5 Long-term Health Risks Associated with Poor Indoor Air Quality


Air purifiers have gone from novelty to necessity as the global state of air quality becomes a more pressing issue. In the U.S. alone, more than 131 million people live in bad air, according to the National Resources Defense Council.

The negative effect air pollution has on public health is well researched and well known. With that said, air purifiers are a much needed tool in protecting general well-being. For facility managers, remaining cognizant of and improving indoor air quality is imperative because the health of others is in their hands.

Facility managers can make a commitment to the health of their building occupants by removing airborne contaminants. While dust and other airborne particles may seem innocuous and common, they can contribute to several serious long-term health problems.

Here are five conditions associated with poor indoor air quality:

  1. Asthma

Asthma is responsible for more than 3,300 deaths, 10 million missed school days and 14 million missed work days in the U.S. each year, according to the Centers for Disease Control and Prevention. Volatile organic compounds and other contaminants in the air can trigger an asthma attack and cause immediate symptoms such as watery eyes, drowsiness, headaches and difficulty breathing. This is one of the most prevalent health problems associated with poor indoor air quality and facility managers in schools and offices can potentially reduce absenteeism by making the air they share a priority.

  1. Respiratory infections

Numerous infectious diseases such as influenza can spread through the air. Poor indoor air quality also causes lung irritation and respiratory tract infections, specifically in children.

  1. Cancer

Many common volatile organic compounds (VOCs) are believed to be carcinogenic, leading to lung and other types of cancer. Formaldehyde fits into this category, and is one of the more commonly known hazards to indoor air quality. Once used to insulate houses, formaldehyde resin can still be found in some wood-pressed furniture. VOCs in general can be emitted from cabinetry, flooring, building products and household cleaners. Reducing these emissions in shared spaces is of the utmost importance to public health, but the AeraMax Professional air purifier take it a step further by removing 99.9 percent of these harmful contaminants.

  1. Heart disease

A 2008 study determined that indoor air filtration significantly improves microvascular function for the elderly in as little as 48 hours. In general, fine particulate matter can travel deep into the respiratory tract where it can then affect the heart and lungs.
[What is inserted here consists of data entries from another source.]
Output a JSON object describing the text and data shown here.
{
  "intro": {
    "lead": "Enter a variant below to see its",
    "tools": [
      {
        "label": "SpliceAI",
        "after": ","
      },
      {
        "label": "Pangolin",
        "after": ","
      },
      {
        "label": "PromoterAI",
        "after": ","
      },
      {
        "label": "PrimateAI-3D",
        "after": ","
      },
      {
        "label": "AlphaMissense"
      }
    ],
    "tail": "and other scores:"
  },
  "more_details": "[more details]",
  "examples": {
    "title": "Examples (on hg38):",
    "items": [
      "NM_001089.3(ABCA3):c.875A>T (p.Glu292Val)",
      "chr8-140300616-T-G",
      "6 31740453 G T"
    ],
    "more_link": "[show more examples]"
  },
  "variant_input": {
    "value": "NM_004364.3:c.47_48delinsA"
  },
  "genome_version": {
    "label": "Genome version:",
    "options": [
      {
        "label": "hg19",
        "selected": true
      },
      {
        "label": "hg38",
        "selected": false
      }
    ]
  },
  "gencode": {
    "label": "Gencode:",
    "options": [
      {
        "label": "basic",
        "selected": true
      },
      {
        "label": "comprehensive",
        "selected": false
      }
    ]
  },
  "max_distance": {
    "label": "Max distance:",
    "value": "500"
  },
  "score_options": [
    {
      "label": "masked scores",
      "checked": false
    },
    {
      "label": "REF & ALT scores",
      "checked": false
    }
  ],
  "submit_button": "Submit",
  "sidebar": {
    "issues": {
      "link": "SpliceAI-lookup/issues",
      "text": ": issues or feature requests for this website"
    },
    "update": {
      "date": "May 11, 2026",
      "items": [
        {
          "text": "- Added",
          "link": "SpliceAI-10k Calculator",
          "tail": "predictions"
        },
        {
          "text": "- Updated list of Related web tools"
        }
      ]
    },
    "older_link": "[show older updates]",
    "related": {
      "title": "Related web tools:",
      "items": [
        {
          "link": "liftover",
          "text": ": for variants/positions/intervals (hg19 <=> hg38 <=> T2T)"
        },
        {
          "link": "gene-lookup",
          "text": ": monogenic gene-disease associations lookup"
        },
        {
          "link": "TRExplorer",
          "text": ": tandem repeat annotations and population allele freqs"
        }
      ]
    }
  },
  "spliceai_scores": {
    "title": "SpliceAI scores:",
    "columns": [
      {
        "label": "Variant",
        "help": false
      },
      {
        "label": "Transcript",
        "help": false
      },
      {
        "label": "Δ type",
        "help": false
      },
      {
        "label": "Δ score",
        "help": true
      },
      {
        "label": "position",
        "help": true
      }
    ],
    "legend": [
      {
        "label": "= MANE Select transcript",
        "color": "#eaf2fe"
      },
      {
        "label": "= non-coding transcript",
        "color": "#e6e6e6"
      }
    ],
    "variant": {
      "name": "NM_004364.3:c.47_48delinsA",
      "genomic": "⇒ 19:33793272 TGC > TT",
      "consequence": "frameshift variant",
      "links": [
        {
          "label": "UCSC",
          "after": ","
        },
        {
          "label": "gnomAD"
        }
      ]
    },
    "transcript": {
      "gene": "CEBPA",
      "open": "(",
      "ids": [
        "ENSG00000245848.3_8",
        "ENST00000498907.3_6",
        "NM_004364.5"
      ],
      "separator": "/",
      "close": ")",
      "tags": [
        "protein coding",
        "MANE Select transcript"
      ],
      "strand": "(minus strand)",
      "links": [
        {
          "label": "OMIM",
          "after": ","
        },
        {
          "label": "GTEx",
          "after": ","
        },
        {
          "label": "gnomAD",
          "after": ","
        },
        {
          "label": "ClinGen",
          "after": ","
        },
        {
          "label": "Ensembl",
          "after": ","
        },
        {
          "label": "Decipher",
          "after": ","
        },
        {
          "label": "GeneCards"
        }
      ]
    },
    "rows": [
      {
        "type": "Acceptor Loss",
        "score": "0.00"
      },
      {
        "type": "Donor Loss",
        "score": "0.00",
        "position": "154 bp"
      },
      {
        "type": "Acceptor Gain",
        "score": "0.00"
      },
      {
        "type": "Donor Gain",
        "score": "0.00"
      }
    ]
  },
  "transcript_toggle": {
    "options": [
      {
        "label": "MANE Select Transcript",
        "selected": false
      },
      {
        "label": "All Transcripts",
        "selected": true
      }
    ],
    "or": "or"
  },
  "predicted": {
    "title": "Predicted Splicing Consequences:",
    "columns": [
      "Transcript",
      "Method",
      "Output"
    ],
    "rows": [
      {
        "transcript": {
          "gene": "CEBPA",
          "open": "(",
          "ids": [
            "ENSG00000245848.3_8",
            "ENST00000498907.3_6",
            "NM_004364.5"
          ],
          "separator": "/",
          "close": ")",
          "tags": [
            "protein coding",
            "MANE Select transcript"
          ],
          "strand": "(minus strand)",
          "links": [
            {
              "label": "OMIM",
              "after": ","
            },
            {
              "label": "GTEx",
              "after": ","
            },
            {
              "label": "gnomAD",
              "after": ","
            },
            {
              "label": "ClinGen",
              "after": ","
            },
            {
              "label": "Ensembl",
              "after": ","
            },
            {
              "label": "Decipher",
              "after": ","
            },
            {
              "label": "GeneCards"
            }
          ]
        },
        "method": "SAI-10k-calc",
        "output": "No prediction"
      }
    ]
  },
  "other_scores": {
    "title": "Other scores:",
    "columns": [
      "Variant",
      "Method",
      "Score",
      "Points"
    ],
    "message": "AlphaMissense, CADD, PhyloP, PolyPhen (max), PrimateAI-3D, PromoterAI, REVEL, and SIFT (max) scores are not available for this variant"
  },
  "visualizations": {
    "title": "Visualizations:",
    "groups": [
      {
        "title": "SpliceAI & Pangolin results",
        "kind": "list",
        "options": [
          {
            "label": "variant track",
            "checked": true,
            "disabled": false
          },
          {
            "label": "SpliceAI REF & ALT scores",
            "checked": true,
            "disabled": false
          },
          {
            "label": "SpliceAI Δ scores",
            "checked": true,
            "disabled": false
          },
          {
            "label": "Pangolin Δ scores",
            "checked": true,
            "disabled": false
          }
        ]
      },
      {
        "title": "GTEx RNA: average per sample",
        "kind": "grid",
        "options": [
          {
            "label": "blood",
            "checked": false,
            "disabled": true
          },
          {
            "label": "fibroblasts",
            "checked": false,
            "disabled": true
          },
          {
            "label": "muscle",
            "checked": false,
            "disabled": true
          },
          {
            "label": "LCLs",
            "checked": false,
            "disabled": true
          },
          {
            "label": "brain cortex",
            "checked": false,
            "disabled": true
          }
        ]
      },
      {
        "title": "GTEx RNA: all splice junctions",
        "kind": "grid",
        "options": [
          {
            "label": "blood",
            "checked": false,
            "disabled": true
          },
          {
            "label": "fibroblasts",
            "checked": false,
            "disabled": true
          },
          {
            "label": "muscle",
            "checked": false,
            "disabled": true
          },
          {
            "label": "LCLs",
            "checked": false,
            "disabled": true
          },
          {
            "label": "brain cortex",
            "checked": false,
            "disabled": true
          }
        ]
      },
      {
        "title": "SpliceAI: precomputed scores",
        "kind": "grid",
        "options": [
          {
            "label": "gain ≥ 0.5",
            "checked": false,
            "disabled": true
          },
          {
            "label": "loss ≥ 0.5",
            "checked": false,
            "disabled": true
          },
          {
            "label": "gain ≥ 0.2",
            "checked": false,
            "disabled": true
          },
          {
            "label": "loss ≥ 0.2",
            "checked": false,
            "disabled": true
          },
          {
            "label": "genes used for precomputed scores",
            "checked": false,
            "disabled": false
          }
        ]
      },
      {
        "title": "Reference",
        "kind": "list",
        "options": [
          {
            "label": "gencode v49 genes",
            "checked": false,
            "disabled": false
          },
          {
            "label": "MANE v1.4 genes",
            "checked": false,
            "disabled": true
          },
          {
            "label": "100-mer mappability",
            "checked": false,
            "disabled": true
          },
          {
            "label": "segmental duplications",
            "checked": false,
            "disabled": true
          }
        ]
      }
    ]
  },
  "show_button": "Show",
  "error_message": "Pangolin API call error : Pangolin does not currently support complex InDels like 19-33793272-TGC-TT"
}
  1. Chronic obstructive pulmonary disease

Research suggests exposure to indoor air pollution causes and exacerbates chronic obstructive pulmonary disease worldwide. Common recommendations for reducing the symptoms of COPD include removing dust and chemical vapors from the air, limiting exposure to smoke and improving ventilation. An air purifier filters the air and help achieve all of these goals at once.

Indoor air quality expectations have to change. By improving our air, we can reduce long-term health risks and lessen the dramatic impact of these conditions. In shared spaces, facility managers are on the frontlines and can make a difference to public health.